Published on June 13, 2012
 

Time, in fiction, is anything but a mirror of reality. Think about it. You can have a short story where time is moving from tonight to tomorrow morning or, more dramatically, from the present back several years to the past or forward to the present. Yet, if the story is written well, the reader easily buys into time and its passage.



Time, in fiction, is anything but a mirror of reality. Think about it. You can have a short story where time is moving from tonight to tomorrow morning or, more dramatically, from the present back several years to the past or forward to the present. Yet, if the story is written well, the reader easily buys into time and its passage.

It’s up to the writer to control the passage of time. This is called pace. The rules of thumb are:

  • Scenes speed pace, while what comes before and after the scenes slow pace.

  • Dialogue, which is a form of action, speeds pace; narration slows it down.

  • Movement from any source speeds pace; no movement stalls it.

Increased pace heightens the drama of your story and increases tension. It can increase suspense as well, when teamed with danger or conflict. Faster pace in a story makes you skim through details or actions that are of little relevance.

Slower pace provides more time to develop interior thoughts and feelings of your characters and more detailed descriptions of setting, people, and circumstances. It allows for more emphasis to be placed on certain aspects of the story.

Look at the page

You can easily tell just by looking at the typed page how fast or slow the pace of your story is. The more white space you see on the page, the faster the pace. The less white space, the slower the pace. Think about it. Dialogue that moves your story forward is usually quick with more back and forth banter between the participants. What it looks like on paper is a lot of short paragraphs, i.e., white space. Dialogue that is long and drawn out (think monologue) runs long and covers most of the space on the page. Paragraphs are far and few between.

When your characters are rushing about, again, you tend to have short paragraphs and more white space, in comparison to when you slow down to give a detailed account of the English garden your protagonist is meandering through.

What is important to understand is that all stories need some fast-paced sections and some slower-paced section – the balance and amount of each depends on the type of story you are writing.

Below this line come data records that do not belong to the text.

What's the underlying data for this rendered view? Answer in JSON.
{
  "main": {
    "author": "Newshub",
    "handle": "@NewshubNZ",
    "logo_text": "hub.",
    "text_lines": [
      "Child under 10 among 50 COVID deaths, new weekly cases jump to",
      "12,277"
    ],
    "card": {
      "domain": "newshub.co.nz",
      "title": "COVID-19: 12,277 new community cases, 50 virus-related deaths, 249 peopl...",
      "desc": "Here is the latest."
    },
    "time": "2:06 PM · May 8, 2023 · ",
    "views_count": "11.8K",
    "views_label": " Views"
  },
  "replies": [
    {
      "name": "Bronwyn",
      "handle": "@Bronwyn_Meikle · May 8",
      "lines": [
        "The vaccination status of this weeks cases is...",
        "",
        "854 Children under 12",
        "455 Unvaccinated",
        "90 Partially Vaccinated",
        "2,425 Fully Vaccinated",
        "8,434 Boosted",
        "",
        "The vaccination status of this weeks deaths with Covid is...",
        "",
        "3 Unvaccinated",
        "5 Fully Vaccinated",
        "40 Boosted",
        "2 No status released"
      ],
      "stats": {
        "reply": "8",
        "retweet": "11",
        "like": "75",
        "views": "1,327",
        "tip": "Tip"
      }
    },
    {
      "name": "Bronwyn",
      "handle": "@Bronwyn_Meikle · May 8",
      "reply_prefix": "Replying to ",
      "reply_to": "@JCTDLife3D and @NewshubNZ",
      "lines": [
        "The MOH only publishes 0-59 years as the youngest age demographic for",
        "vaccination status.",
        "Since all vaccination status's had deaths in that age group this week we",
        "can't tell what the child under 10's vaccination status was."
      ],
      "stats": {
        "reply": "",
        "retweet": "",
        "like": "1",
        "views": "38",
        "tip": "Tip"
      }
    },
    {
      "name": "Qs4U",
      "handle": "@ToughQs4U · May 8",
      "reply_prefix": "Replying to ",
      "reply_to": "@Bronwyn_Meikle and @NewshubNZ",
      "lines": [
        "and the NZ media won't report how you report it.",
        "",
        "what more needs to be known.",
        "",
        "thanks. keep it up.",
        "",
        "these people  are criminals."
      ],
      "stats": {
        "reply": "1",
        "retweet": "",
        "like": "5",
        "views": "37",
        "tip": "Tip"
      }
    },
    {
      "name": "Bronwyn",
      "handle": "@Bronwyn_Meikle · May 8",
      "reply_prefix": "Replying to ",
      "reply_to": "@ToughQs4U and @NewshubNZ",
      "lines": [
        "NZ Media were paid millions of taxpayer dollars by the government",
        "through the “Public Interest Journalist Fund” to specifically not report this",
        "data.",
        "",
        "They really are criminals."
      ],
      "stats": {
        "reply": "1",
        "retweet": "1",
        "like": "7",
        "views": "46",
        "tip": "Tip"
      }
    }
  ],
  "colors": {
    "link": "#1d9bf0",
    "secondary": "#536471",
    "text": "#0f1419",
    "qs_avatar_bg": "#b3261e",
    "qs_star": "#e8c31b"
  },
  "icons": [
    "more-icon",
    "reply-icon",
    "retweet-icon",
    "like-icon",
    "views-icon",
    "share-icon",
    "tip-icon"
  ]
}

If your story is a thriller with a bomb going off in the middle of London and your protagonist quickly getting into a car chase scene, fast-paced sections are going to dominate your entire story. But that doesn’t mean you won’t take time out to slow down, if for no other reason than your readers need a break. Your audience will be reading at a fast clip right along with the action. Give them a narrative passage – maybe it’s a memory your protagonist recalls about when she first met the person she is sure set the bomb or a more detailed overview of the layout of Trafalgar Square where she thinks the next bomb is planted – so your readers can catch their breaths before skirting along again.

On the other hand, if you are writing literary fiction, which tends to allow for greater access to characters’ thoughts and sensations, don’t let your readers go to sleep by overwhelming them with details about how the protagonist’s relationship with his wife has been a consistent pattern of passive aggressive behavior, with an extraordinary amount of examples thrown it. Write a good fight scene between the two of them to prove your point.

Next week, I’ll offer some more tips for speeding up and slowing down action, and how to decide the best balance for your particular story.

For more tips, advice, and inspiration on writing, please visit MY BLOG.